Twitter has already been moving quickly in this direction as was witnessed when it banned Milo Yiannopoulos for his Ghostbuster comments.
Now a new “advertiser friendly” policy is being introduced by YouTube that will effectively punish users who express politically incorrect opinions or dare to offend viewers.
The punishment will be doled out in the form of de-monetizing content.
— Paul Joseph Watson (@PrisonPlanet) September 1, 2016
YouTube will retain the right to demonetize any videos that contain…
“Controversial or sensitive subjects and events, including subjects related to war, political conflicts, natural disasters and tragedies, even if graphic imagery is not shown.”
Also in the demonetization crosshairs…
“Inappropriate language, including harassment, profanity and vulgar language.”
Infowars reports further on YouTube’s new censorship policy…
YouTube’s new policy will completely disincentivize YouTubers from discussing politically incorrect topics or expressing controversial opinions because they know they will be punished for doing so. Many YouTubers make a living off their channel and will therefore be walking on eggshells to avoid the company’s stringent new rules.
The new policy bears some hallmarks of the Communist Chinese government’s “social credit score system,” whereby Internet users are punished by private companies and their peers for expressing unpopular views on social media.
The move is primarily designed to scare away YouTubers from making anti-establishment political content, but prominent YouTubers are already reporting that videos on everything from acne solutions to tips on combating depression are being demonetized because they are not “advertiser friendly”.
Prominent YouTuber Philip DeFranco responded to the controversy by vowing, “I’m not going to censor myself,” despite the fact that dozens of his videos have already been demonetized.

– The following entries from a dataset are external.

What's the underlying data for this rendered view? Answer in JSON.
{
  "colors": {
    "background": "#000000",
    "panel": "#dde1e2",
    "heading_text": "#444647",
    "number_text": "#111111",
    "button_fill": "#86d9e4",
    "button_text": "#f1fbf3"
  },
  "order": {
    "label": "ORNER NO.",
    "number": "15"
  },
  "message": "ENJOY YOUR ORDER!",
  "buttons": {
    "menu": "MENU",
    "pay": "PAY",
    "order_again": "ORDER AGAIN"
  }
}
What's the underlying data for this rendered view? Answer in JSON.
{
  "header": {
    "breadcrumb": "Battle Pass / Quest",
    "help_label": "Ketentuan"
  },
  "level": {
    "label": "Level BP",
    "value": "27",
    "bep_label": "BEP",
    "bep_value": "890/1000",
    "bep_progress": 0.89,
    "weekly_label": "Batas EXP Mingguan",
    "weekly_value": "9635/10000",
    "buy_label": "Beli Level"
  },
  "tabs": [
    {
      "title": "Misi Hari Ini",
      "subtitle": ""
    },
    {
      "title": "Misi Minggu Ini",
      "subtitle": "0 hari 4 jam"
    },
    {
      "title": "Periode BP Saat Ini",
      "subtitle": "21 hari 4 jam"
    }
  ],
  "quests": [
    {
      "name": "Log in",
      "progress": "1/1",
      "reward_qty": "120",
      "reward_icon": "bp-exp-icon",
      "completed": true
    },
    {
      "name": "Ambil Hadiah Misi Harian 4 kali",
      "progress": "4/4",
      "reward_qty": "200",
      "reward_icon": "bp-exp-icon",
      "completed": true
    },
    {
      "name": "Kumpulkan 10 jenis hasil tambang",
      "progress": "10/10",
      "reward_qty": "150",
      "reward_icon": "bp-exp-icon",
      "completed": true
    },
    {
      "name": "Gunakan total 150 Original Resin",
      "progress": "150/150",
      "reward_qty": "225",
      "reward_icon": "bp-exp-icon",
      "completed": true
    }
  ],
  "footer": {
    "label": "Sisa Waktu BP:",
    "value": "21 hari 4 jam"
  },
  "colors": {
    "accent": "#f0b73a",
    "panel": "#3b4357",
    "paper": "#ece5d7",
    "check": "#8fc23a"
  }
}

Google-owned YouTube is of course a private company and can enforce any rules it likes, but with the advent of such corporations becoming so large (more powerful than countries in some cases), in addition to them insisting on being treated as a public utility, the move is a massive stab in the back for the content creators who helped build the platform in the first place.